Data about app and page elements
--------------------

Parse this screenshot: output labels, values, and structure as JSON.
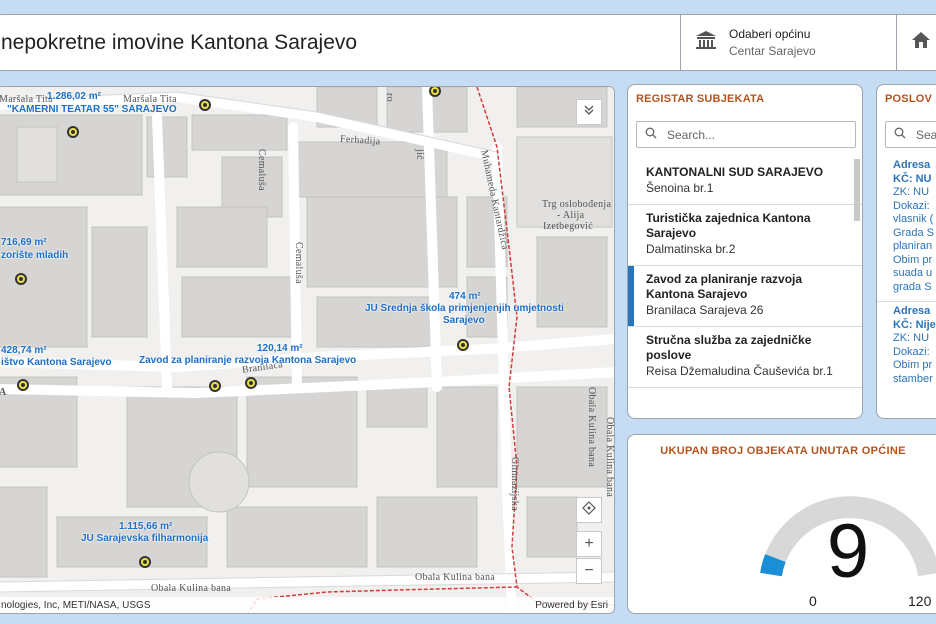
{
  "header": {
    "title": "nepokretne imovine Kantona Sarajevo",
    "selector1": {
      "label": "Odaberi općinu",
      "value": "Centar Sarajevo"
    }
  },
  "map": {
    "labels": {
      "l1": "1.286,02 m²",
      "l2": "\"KAMERNI TEATAR 55\" SARAJEVO",
      "l3": "716,69 m²",
      "l4": "zorište mladih",
      "l5": "474 m²",
      "l6": "JU Srednja škola primjenjenjih umjetnosti",
      "l7": "Sarajevo",
      "l8": "428,74 m²",
      "l9": "ištvo Kantona Sarajevo",
      "l10": "120,14 m²",
      "l11": "Zavod za planiranje razvoja Kantona Sarajevo",
      "l12": "1.115,66 m²",
      "l13": "JU Sarajevska filharmonija"
    },
    "streets": {
      "s1": "Maršala Tita",
      "s2": "Maršala Tita",
      "s3": "Ferhadija",
      "s4": "Cemaluša",
      "s5": "Cemaluša",
      "s6": "Muhameda Kantardžića",
      "s7": "Trg oslobođenja",
      "s8": "- Alija",
      "s9": "Izetbegović",
      "s10": "Branilaca",
      "s11": "Gimnazijska",
      "s12": "Obala Kulina bana",
      "s13": "Obala Kulina bana",
      "s14": "Obala Kulina bana",
      "s15": "Obala Kulina bana",
      "s16": "A",
      "s17": "ro",
      "s18": "jić"
    },
    "attribution_left": "nologies, Inc, METI/NASA, USGS",
    "attribution_right": "Powered by Esri",
    "zoom_in": "+",
    "zoom_out": "−"
  },
  "registry": {
    "title": "REGISTAR SUBJEKATA",
    "search_placeholder": "Search...",
    "items": [
      {
        "name": "KANTONALNI SUD SARAJEVO",
        "address": "Šenoina br.1"
      },
      {
        "name": "Turistička zajednica Kantona Sarajevo",
        "address": "Dalmatinska br.2"
      },
      {
        "name": "Zavod za planiranje razvoja Kantona Sarajevo",
        "address": "Branilaca Sarajeva 26"
      },
      {
        "name": "Stručna služba za zajedničke poslove",
        "address": "Reisa Džemaludina Čauševića br.1"
      }
    ]
  },
  "properties": {
    "title": "POSLOV",
    "search_placeholder": "Sea",
    "lines": [
      {
        "text": "Adresa",
        "bold": true
      },
      {
        "text": "KČ: NU",
        "bold": true
      },
      {
        "text": "ZK: NU",
        "bold": false
      },
      {
        "text": "Dokazi:",
        "bold": false
      },
      {
        "text": "vlasnik (",
        "bold": false
      },
      {
        "text": "Grada S",
        "bold": false
      },
      {
        "text": "planiran",
        "bold": false
      },
      {
        "text": "Obim pr",
        "bold": false
      },
      {
        "text": "suada u",
        "bold": false
      },
      {
        "text": "grada S",
        "bold": false
      },
      {
        "text": "",
        "bold": false
      },
      {
        "text": "Adresa",
        "bold": true
      },
      {
        "text": "KČ: Nije",
        "bold": true
      },
      {
        "text": "ZK: NU",
        "bold": false
      },
      {
        "text": "Dokazi:",
        "bold": false
      },
      {
        "text": "Obim pr",
        "bold": false
      },
      {
        "text": "stamber",
        "bold": false
      }
    ]
  },
  "gauge": {
    "title": "UKUPAN BROJ OBJEKATA UNUTAR OPĆINE",
    "value": 9,
    "value_text": "9",
    "min": "0",
    "max": "120",
    "min_value": 0,
    "max_value": 120,
    "fill_color": "#1a8fd6",
    "track_color": "#d8d8d8"
  }
}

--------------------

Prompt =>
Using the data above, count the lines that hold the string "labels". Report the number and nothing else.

Your solution =>
2